To which Peterson responded, “I never made the claim that what I’m talking about is like what other people are talking about.” That’s true, and he often says he doesn’t define ‘belief’ or ‘God’ in the same way as anyone else. Even when he’s asked a more specific question—about, say, his belief (or lack thereof) in the divinity of Christ—he says the answer depends on the interviewer’s definitions of ‘Christ’ and ‘divine.’ But Peterson still uses words like ‘divine’ all the time. He’s happy to describe consciousness as divine, which he considers to be an “axiomatic statement.” He’s more than willing to tell you “magical things happen as the logos manifests itself” before announcing his firm belief that the logos is divine, too. But only if, by ‘divine,’ you mean “Of ultimate transcendent value.”

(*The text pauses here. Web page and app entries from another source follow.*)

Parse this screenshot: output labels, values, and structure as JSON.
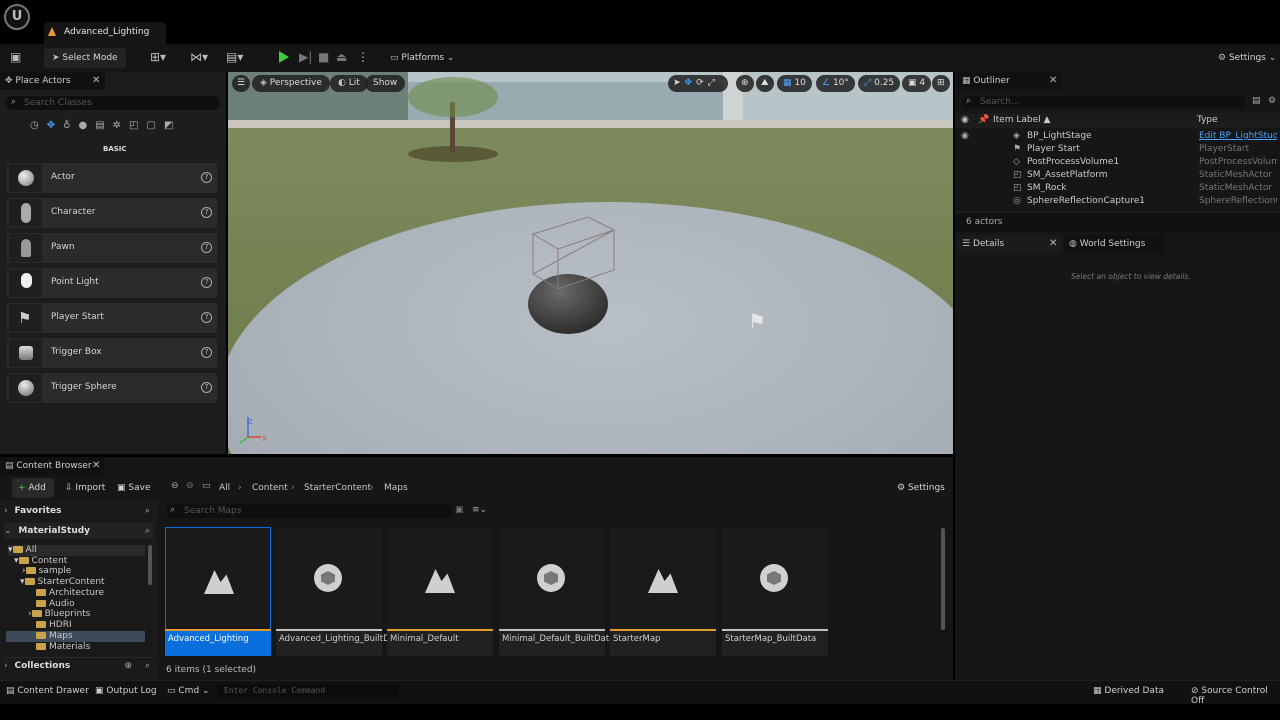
{
  "app": {
    "doc_tab": "Advanced_Lighting",
    "logo_glyph": "U"
  },
  "toolbar": {
    "select_mode": "Select Mode",
    "platforms": "Platforms",
    "settings": "Settings"
  },
  "place_actors": {
    "tab_label": "Place Actors",
    "search_placeholder": "Search Classes",
    "category": "BASIC",
    "items": [
      {
        "label": "Actor",
        "icon": "actor-sphere-icon"
      },
      {
        "label": "Character",
        "icon": "character-icon"
      },
      {
        "label": "Pawn",
        "icon": "pawn-icon"
      },
      {
        "label": "Point Light",
        "icon": "point-light-icon"
      },
      {
        "label": "Player Start",
        "icon": "player-start-icon"
      },
      {
        "label": "Trigger Box",
        "icon": "trigger-box-icon"
      },
      {
        "label": "Trigger Sphere",
        "icon": "trigger-sphere-icon"
      }
    ]
  },
  "viewport": {
    "perspective": "Perspective",
    "lit": "Lit",
    "show": "Show",
    "grid_snap": "10",
    "rotation_snap": "10°",
    "scale_snap": "0.25",
    "camera_speed": "4"
  },
  "outliner": {
    "tab_label": "Outliner",
    "search_placeholder": "Search...",
    "col_label": "Item Label ▲",
    "col_type": "Type",
    "rows": [
      {
        "name": "BP_LightStage",
        "type": "Edit BP_LightStudio",
        "link": true
      },
      {
        "name": "Player Start",
        "type": "PlayerStart"
      },
      {
        "name": "PostProcessVolume1",
        "type": "PostProcessVolume"
      },
      {
        "name": "SM_AssetPlatform",
        "type": "StaticMeshActor"
      },
      {
        "name": "SM_Rock",
        "type": "StaticMeshActor"
      },
      {
        "name": "SphereReflectionCapture1",
        "type": "SphereReflectionCapture"
      }
    ],
    "count": "6 actors"
  },
  "details": {
    "tab_label": "Details",
    "world_settings_tab": "World Settings",
    "empty_message": "Select an object to view details."
  },
  "content_browser": {
    "tab_label": "Content Browser",
    "add": "Add",
    "import": "Import",
    "save_all": "Save All",
    "breadcrumbs": [
      "All",
      "Content",
      "StarterContent",
      "Maps"
    ],
    "settings": "Settings",
    "favorites": "Favorites",
    "project": "MaterialStudy",
    "collections": "Collections",
    "search_placeholder": "Search Maps",
    "tree": [
      "All",
      "Content",
      "sample",
      "StarterContent",
      "Architecture",
      "Audio",
      "Blueprints",
      "HDRI",
      "Maps",
      "Materials"
    ],
    "assets": [
      {
        "label": "Advanced_Lighting",
        "kind": "map",
        "selected": true
      },
      {
        "label": "Advanced_Lighting_BuiltData",
        "kind": "builtdata"
      },
      {
        "label": "Minimal_Default",
        "kind": "map"
      },
      {
        "label": "Minimal_Default_BuiltData",
        "kind": "builtdata"
      },
      {
        "label": "StarterMap",
        "kind": "map"
      },
      {
        "label": "StarterMap_BuiltData",
        "kind": "builtdata"
      }
    ],
    "status": "6 items (1 selected)"
  },
  "statusbar": {
    "content_drawer": "Content Drawer",
    "output_log": "Output Log",
    "cmd": "Cmd",
    "console_placeholder": "Enter Console Command",
    "derived_data": "Derived Data",
    "source_control": "Source Control Off"
  },
  "colors": {
    "accent": "#0070e0",
    "selected_asset": "#0a6fdc",
    "map_bar": "#e39a2f",
    "builtdata_bar": "#bfbfbf",
    "play": "#3ecb3e"
  }
}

But then, what does Peterson mean by ‘transcendent’? Or ‘value’? And what will he mean by all the words he uses to answer those questions? Communication becomes extremely difficult if we allow ourselves repeatedly to be drawn into a labyrinth of semantic distinctions. That is precisely why there has to be some fundamental agreement about what words actually mean at the beginning of any conversation. This is something Peterson can be particularly bad at doing, when the mood takes him—just listen to his excruciating two-hour conversation with Harris that never managed to get past the disputed meaning of the word ‘truth.’

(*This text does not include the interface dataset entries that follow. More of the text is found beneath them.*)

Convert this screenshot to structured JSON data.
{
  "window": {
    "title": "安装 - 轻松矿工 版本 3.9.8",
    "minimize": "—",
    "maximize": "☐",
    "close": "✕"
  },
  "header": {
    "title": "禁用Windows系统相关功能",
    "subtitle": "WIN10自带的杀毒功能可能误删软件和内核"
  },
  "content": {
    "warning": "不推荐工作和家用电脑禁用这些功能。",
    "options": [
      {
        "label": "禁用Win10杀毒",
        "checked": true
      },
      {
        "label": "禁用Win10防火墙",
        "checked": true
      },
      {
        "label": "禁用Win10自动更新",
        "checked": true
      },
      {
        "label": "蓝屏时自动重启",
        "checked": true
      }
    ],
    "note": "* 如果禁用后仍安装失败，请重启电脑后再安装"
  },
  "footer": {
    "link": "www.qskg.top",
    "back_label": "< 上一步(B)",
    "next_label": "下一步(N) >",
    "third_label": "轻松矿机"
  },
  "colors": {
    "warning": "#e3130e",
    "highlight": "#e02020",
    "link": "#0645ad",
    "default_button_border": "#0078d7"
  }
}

As I call it, bafflegarble. It’s nonsense that baffles the insufficiently comprehending.

When it comes to telling us where our morality comes from, Peterson’s equivocal, opaque language suddenly falls away and he leaves us in no doubt about what he’s trying to say. He’s making yet another simplistic, monocausal argument that ignores all the elements of our philosophical and cultural tradition that contradict it.

So what about the rationalist critiques of religion written by Enlightenment atheists like Hume and Spinoza? Or the withering attacks on Christianity by Thomas Jefferson and Thomas Paine? What about all the aspects of our Christian heritage that Peterson doesn’t emphasize, like the virulent anti-Semitism that infected the Third Reich, the scriptural warrants for slavery and genocide, and the savage religious wars that preceded the Enlightenment? Why has moral progress so often required our civilization to renounce the dogmas and dictates of the Judeo-Christian tradition Peterson reveres?

Peterson knows he doesn’t have to answer these questions because, despite all his declarations to the contrary, he isn’t bound by this tradition. In one breath, he tells the audience they live in a society that would collapse without the immovable foundation of Judeo-Christian values. In the next, he reminds them that his God is a modern God, unsullied by the barbarism of ancient texts and unencumbered by the immense weight of history. There’s just one problem: Jordan Peterson’s God is nobody else’s God.

Of course not. Because the Judeo-Christian tradition he reveres does not exist and Jordan Peterson couldn’t believe he is the messiah who will save humanity from destruction by war if he believed in either a) the Christian god or b) any other god that humanity has ever worshiped throughout history. Forget him not being a Christian, he’s not even a noble pagan.